Page and application data records:
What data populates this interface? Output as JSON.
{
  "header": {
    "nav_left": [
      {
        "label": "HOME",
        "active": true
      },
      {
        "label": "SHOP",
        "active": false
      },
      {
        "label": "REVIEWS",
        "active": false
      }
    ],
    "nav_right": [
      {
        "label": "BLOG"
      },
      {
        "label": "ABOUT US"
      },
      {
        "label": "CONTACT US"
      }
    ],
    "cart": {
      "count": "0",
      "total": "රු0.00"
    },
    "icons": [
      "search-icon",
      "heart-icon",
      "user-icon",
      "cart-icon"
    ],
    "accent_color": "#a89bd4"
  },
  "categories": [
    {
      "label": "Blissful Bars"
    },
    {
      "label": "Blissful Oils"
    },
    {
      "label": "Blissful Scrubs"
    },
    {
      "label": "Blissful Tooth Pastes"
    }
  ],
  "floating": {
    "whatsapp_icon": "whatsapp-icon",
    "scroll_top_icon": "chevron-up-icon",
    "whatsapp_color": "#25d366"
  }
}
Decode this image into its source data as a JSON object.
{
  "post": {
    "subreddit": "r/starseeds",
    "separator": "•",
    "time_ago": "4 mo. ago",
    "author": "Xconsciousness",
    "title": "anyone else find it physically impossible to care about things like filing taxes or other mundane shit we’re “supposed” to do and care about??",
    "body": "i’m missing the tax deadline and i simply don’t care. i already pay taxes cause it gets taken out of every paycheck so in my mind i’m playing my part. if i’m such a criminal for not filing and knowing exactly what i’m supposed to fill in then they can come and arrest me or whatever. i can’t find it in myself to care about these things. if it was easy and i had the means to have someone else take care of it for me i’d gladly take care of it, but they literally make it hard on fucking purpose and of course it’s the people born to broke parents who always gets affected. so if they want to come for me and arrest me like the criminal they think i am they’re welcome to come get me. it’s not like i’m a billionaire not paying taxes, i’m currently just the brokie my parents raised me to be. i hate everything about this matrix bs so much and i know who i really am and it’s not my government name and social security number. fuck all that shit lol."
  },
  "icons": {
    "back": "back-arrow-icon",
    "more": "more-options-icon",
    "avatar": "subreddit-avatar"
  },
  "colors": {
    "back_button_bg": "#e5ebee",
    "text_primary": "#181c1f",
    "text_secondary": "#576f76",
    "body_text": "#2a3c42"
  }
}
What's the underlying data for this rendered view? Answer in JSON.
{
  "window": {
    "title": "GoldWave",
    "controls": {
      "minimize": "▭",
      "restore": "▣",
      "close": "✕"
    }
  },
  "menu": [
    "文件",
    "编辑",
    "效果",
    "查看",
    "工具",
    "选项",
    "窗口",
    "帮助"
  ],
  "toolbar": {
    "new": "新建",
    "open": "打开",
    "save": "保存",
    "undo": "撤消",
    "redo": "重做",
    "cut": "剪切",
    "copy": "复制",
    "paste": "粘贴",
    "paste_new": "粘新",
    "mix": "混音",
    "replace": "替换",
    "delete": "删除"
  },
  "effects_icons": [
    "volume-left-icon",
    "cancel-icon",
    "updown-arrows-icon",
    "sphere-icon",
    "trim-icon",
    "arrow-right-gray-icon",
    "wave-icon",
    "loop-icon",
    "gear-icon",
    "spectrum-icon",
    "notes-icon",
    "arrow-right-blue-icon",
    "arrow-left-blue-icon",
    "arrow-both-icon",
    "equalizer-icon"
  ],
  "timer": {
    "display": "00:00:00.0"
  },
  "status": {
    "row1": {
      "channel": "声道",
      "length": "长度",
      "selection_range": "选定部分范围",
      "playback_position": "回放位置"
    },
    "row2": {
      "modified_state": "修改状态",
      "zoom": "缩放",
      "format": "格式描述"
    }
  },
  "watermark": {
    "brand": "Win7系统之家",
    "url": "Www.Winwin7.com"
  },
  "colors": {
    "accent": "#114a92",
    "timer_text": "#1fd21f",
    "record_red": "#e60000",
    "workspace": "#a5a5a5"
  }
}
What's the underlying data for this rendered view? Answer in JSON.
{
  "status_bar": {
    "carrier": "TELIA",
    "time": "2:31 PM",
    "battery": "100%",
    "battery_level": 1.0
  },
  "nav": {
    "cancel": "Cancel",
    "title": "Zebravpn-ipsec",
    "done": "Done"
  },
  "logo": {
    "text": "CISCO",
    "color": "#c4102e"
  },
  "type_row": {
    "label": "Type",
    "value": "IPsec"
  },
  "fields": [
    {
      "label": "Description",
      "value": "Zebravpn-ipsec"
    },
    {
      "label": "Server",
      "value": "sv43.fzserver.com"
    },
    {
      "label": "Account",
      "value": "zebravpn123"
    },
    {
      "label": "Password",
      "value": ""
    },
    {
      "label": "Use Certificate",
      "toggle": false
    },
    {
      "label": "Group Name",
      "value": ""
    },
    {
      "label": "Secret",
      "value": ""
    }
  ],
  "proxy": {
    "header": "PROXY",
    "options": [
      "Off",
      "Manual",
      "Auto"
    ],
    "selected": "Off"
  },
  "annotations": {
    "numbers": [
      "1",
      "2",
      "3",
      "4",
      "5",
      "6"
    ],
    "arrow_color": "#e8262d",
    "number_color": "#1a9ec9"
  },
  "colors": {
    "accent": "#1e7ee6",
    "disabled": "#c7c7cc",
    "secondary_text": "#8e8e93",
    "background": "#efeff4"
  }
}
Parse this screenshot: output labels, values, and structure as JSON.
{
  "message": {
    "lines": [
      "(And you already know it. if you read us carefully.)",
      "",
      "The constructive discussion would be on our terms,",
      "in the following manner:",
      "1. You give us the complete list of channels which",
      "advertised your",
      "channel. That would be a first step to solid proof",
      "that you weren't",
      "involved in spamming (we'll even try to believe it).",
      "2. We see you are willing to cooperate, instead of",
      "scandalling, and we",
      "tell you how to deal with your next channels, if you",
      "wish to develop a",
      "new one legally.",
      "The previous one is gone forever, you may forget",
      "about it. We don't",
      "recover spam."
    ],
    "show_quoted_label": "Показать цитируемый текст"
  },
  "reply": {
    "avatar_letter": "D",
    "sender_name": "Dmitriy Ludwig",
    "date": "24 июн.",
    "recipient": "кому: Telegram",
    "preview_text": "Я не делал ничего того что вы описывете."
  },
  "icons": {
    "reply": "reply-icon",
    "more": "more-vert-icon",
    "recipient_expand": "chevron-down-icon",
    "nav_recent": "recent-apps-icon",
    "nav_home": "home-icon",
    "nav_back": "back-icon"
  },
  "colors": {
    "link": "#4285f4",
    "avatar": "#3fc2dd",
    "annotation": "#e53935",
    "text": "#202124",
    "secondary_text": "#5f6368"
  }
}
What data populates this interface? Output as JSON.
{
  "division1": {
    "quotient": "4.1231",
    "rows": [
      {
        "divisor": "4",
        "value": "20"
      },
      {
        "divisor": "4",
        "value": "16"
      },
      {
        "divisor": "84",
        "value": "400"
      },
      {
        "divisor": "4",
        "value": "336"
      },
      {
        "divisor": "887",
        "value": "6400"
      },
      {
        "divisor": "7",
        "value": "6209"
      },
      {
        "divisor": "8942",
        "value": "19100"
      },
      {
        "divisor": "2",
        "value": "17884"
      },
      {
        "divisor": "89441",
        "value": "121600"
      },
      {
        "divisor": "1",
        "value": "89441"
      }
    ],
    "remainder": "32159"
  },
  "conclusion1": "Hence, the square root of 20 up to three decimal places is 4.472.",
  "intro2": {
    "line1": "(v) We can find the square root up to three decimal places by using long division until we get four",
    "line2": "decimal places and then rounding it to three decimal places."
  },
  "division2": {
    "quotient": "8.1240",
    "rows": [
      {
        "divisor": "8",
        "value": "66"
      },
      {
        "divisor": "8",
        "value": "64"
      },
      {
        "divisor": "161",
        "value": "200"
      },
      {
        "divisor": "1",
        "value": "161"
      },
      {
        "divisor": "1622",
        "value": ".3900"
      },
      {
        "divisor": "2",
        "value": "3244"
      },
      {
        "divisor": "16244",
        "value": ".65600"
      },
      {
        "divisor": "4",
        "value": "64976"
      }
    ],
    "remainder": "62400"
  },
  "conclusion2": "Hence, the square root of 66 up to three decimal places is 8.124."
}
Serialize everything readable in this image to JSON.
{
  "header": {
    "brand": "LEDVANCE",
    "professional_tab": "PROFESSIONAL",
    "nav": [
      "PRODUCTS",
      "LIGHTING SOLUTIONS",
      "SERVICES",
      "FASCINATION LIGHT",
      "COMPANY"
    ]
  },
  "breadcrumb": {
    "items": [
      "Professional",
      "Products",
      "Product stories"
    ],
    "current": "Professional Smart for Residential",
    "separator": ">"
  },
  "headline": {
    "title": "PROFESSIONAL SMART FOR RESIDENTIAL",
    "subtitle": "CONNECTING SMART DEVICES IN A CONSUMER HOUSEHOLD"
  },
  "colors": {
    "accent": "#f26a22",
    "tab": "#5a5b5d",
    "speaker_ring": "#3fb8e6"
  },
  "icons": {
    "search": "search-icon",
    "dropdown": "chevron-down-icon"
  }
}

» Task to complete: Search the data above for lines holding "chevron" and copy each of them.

» Answer to the exercise:
    "scroll_top_icon": "chevron-up-icon",
    "recipient_expand": "chevron-down-icon",
    "dropdown": "chevron-down-icon"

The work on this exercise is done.